_EXTRACTED ENTRIES_

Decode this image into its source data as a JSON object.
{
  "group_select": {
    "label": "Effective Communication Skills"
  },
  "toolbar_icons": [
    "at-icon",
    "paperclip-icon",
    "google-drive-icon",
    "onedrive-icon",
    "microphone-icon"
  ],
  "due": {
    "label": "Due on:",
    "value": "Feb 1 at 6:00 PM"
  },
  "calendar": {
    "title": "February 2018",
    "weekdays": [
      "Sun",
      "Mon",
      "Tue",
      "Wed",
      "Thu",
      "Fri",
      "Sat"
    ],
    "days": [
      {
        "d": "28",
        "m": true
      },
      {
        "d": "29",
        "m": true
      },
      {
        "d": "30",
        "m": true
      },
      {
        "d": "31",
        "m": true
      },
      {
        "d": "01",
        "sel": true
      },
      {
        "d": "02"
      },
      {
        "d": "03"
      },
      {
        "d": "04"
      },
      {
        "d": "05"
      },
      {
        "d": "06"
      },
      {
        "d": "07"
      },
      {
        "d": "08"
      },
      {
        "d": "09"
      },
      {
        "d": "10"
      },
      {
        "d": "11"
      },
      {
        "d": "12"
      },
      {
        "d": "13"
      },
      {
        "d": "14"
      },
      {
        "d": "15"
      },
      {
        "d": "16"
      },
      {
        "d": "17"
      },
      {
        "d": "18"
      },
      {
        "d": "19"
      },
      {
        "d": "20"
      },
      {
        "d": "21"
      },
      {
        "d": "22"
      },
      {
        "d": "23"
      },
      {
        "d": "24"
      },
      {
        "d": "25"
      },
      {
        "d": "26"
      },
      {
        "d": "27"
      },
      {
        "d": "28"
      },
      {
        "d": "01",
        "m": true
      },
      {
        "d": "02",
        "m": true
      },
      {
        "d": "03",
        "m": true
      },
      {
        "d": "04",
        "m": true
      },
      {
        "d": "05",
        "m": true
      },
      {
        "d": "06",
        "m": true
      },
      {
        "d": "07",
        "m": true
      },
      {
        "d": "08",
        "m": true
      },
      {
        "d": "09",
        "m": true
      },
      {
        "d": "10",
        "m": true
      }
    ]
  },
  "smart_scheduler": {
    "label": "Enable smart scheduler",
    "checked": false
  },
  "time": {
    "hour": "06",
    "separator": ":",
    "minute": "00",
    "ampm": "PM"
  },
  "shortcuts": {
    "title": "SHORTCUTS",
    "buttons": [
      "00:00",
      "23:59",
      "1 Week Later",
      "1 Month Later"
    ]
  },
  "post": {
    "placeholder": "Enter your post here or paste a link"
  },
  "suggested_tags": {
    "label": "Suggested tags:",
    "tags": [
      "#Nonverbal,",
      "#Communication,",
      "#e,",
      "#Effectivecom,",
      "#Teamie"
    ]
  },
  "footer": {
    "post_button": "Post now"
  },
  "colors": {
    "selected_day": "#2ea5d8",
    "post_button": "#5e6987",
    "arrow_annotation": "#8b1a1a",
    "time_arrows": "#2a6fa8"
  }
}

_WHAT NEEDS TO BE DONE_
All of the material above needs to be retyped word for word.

_WRITTEN ANSWER_
Decode this image into its source data as a JSON object.
{
  "group_select": {
    "label": "Effective Communication Skills"
  },
  "toolbar_icons": [
    "at-icon",
    "paperclip-icon",
    "google-drive-icon",
    "onedrive-icon",
    "microphone-icon"
  ],
  "due": {
    "label": "Due on:",
    "value": "Feb 1 at 6:00 PM"
  },
  "calendar": {
    "title": "February 2018",
    "weekdays": [
      "Sun",
      "Mon",
      "Tue",
      "Wed",
      "Thu",
      "Fri",
      "Sat"
    ],
    "days": [
      {
        "d": "28",
        "m": true
      },
      {
        "d": "29",
        "m": true
      },
      {
        "d": "30",
        "m": true
      },
      {
        "d": "31",
        "m": true
      },
      {
        "d": "01",
        "sel": true
      },
      {
        "d": "02"
      },
      {
        "d": "03"
      },
      {
        "d": "04"
      },
      {
        "d": "05"
      },
      {
        "d": "06"
      },
      {
        "d": "07"
      },
      {
        "d": "08"
      },
      {
        "d": "09"
      },
      {
        "d": "10"
      },
      {
        "d": "11"
      },
      {
        "d": "12"
      },
      {
        "d": "13"
      },
      {
        "d": "14"
      },
      {
        "d": "15"
      },
      {
        "d": "16"
      },
      {
        "d": "17"
      },
      {
        "d": "18"
      },
      {
        "d": "19"
      },
      {
        "d": "20"
      },
      {
        "d": "21"
      },
      {
        "d": "22"
      },
      {
        "d": "23"
      },
      {
        "d": "24"
      },
      {
        "d": "25"
      },
      {
        "d": "26"
      },
      {
        "d": "27"
      },
      {
        "d": "28"
      },
      {
        "d": "01",
        "m": true
      },
      {
        "d": "02",
        "m": true
      },
      {
        "d": "03",
        "m": true
      },
      {
        "d": "04",
        "m": true
      },
      {
        "d": "05",
        "m": true
      },
      {
        "d": "06",
        "m": true
      },
      {
        "d": "07",
        "m": true
      },
      {
        "d": "08",
        "m": true
      },
      {
        "d": "09",
        "m": true
      },
      {
        "d": "10",
        "m": true
      }
    ]
  },
  "smart_scheduler": {
    "label": "Enable smart scheduler",
    "checked": false
  },
  "time": {
    "hour": "06",
    "separator": ":",
    "minute": "00",
    "ampm": "PM"
  },
  "shortcuts": {
    "title": "SHORTCUTS",
    "buttons": [
      "00:00",
      "23:59",
      "1 Week Later",
      "1 Month Later"
    ]
  },
  "post": {
    "placeholder": "Enter your post here or paste a link"
  },
  "suggested_tags": {
    "label": "Suggested tags:",
    "tags": [
      "#Nonverbal,",
      "#Communication,",
      "#e,",
      "#Effectivecom,",
      "#Teamie"
    ]
  },
  "footer": {
    "post_button": "Post now"
  },
  "colors": {
    "selected_day": "#2ea5d8",
    "post_button": "#5e6987",
    "arrow_annotation": "#8b1a1a",
    "time_arrows": "#2a6fa8"
  }
}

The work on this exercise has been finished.